|کد مقاله||کد نشریه||سال انتشار||مقاله انگلیسی||ترجمه فارسی||نسخه تمام متن|
|2651930||1139555||2015||6 صفحه PDF||ندارد||دانلود رایگان|
SummaryBackgroundAlthough enteral nutrition (EN) in critically ill patients is increasingly common, enteral underfeeding remains problematic. In the present study, we aimed to identify the reasons for insufficient EN.MethodsIn this single-centre, prospective, observational study in a general intensive care unit, the nurses documented cases experiencing enteral underfeeding during three-month study period. Decisions regarding EN were made and substantiated by the doctors. No feeding protocol was in use. The EN rate was assessed daily and considered insufficient if less than 50 kcal/h was administered and the rate had not increase in the previous 12 hour period.ResultsEighty-seven patients were screened for 707 patient-days. Nurses documented 141 instances of insufficient EN in 49 patients (56.7% of all study subjects). EN was not initiated in 61% of these cases, EN was stopped in 14%, EN decreased in 2% and insufficient EN was not increased in 23%. EN was not initiated primarily due to surgical reasons. EN was not increased due to clinical instability. EN was decreased or stopped primarily due to high gastric residual volumes (GRV).The study served as step one in a quality improvement process and resulted in the introduction of a nurse-driven feeding protocol.ConclusionThe main reasons for insufficient EN in intensive care patients include recent GI surgery, shock and large GRV. EN is commonly withheld for several days after GI surgery, whereas in shock there was a prohibition on increasing EN towards the target. Insufficient EN is highly prevalent; the incidence of EN should be reduced by training and the acceptance of more liberal EN policies.

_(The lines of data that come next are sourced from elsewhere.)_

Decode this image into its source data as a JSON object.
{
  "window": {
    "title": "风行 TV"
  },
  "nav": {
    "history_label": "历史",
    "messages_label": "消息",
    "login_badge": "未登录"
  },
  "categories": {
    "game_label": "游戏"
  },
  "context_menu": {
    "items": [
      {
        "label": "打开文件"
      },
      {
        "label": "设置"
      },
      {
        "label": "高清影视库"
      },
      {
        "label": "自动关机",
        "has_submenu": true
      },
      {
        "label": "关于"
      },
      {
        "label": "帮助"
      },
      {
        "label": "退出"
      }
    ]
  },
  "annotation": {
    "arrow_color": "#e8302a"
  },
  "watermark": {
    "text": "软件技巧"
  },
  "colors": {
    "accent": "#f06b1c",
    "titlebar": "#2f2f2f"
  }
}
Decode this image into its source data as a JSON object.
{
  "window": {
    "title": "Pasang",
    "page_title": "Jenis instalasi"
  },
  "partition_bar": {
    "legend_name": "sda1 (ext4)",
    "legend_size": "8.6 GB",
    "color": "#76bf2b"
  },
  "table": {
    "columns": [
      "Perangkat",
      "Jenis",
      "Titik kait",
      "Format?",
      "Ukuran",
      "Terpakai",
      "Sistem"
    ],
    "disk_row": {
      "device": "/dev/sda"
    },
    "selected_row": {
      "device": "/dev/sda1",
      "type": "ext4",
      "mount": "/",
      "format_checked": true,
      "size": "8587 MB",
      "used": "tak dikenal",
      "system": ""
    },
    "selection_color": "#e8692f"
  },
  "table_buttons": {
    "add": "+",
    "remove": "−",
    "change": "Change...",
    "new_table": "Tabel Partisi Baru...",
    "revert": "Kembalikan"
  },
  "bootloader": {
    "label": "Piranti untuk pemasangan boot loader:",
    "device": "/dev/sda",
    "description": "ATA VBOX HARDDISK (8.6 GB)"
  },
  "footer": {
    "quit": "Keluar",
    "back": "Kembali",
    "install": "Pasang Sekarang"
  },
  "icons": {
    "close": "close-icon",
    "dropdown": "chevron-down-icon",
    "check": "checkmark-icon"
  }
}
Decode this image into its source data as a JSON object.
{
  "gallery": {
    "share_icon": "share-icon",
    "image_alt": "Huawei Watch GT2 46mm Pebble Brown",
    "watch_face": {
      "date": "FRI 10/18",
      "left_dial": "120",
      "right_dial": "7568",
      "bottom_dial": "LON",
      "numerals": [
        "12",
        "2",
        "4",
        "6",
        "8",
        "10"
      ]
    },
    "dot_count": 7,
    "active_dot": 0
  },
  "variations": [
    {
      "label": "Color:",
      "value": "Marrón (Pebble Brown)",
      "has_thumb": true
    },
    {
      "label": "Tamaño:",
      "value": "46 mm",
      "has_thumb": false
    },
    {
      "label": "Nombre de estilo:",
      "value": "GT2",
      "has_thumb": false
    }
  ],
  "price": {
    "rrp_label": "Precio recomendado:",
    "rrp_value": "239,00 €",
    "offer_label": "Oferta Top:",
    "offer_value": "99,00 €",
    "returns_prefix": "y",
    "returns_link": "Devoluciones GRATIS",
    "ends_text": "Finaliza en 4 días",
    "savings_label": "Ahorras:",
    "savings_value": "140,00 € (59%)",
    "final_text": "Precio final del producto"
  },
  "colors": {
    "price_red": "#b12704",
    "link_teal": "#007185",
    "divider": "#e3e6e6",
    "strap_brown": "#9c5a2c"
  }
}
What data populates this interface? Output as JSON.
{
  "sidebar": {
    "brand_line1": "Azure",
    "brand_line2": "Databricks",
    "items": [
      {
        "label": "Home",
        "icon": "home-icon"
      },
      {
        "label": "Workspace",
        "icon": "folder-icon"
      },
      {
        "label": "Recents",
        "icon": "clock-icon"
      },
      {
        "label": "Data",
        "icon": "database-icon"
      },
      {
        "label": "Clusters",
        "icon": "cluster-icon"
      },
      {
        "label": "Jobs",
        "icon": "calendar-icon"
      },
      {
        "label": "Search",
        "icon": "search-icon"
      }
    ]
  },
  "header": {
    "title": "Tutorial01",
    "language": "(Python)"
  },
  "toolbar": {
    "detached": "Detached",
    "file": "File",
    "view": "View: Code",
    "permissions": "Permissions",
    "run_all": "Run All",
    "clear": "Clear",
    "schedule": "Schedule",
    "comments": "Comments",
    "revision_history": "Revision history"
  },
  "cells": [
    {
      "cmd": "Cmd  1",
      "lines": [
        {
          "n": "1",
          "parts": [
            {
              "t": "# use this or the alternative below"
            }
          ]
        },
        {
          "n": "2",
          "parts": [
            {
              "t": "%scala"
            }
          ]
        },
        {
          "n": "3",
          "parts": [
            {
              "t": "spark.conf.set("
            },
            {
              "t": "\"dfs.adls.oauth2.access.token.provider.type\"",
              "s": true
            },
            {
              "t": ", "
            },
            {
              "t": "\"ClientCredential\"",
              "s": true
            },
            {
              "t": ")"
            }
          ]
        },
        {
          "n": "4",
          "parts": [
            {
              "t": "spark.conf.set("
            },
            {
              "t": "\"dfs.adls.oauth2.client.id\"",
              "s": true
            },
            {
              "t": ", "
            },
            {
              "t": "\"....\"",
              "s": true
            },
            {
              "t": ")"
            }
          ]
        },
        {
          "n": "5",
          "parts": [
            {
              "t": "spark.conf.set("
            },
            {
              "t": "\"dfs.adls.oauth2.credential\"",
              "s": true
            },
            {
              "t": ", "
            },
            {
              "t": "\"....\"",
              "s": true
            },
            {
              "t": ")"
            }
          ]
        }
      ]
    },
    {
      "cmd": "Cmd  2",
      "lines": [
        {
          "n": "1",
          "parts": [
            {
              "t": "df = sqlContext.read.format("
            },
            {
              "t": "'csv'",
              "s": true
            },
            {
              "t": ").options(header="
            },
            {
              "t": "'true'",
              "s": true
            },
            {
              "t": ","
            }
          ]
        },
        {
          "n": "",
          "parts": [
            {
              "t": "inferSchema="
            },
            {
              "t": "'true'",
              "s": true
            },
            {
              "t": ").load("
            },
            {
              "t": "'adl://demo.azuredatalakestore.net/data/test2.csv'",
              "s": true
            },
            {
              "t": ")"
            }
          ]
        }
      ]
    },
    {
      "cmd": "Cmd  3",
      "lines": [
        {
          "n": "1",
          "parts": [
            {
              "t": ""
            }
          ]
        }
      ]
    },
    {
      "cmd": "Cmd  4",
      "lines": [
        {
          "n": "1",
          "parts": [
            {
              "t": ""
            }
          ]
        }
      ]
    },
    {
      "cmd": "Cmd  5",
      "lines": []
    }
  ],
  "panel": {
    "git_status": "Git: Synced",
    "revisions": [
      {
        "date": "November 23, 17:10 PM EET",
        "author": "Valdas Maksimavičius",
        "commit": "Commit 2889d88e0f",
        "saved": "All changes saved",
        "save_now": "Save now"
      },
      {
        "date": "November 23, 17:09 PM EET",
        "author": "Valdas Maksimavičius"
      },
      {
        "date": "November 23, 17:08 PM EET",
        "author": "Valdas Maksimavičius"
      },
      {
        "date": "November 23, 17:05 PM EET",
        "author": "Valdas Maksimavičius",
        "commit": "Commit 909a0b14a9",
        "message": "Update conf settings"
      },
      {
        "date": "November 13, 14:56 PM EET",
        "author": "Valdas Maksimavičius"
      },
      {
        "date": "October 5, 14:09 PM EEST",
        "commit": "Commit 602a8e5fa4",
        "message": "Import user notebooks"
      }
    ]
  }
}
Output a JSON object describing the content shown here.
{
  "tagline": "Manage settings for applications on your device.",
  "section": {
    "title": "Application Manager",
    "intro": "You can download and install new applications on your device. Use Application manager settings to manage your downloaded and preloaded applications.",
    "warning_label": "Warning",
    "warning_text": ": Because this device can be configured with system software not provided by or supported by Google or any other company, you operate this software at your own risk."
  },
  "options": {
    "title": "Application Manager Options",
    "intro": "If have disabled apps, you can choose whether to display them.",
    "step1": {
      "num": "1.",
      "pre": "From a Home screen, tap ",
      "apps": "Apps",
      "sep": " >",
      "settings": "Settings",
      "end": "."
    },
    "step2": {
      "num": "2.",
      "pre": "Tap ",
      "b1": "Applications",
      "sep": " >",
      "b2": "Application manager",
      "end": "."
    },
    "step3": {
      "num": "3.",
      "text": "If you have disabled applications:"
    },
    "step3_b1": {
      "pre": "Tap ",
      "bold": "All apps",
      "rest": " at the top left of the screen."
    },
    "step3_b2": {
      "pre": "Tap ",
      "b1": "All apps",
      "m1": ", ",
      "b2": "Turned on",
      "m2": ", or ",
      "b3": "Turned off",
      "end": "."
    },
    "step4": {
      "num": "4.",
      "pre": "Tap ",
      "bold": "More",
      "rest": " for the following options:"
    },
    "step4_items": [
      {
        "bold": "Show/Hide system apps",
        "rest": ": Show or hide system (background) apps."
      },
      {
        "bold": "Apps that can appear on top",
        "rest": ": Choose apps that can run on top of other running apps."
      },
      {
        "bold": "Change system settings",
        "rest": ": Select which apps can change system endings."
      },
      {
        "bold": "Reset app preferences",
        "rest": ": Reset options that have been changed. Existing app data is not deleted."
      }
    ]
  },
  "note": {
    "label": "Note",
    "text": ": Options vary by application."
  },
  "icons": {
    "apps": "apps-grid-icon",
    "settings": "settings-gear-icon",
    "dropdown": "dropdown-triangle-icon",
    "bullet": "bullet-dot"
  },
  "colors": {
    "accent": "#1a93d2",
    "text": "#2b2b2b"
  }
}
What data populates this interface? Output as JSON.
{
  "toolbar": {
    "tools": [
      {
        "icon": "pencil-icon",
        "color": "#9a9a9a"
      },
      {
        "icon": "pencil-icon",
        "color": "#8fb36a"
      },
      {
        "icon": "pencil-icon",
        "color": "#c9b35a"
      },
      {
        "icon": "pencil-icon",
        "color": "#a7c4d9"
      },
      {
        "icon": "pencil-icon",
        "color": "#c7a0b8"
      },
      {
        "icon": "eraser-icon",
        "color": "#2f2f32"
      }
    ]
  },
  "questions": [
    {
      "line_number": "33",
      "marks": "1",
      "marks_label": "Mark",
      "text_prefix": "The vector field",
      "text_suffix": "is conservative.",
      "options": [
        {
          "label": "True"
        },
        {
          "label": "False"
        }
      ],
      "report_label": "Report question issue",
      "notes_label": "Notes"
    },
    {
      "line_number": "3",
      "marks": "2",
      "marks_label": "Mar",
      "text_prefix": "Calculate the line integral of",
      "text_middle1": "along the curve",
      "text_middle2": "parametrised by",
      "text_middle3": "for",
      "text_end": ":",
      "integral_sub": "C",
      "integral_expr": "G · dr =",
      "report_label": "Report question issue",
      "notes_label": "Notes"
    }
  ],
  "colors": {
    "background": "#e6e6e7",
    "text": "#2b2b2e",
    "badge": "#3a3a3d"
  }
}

Journal: Intensive and Critical Care Nursing - Volume 31, Issue 5, October 2015, Pages 309–314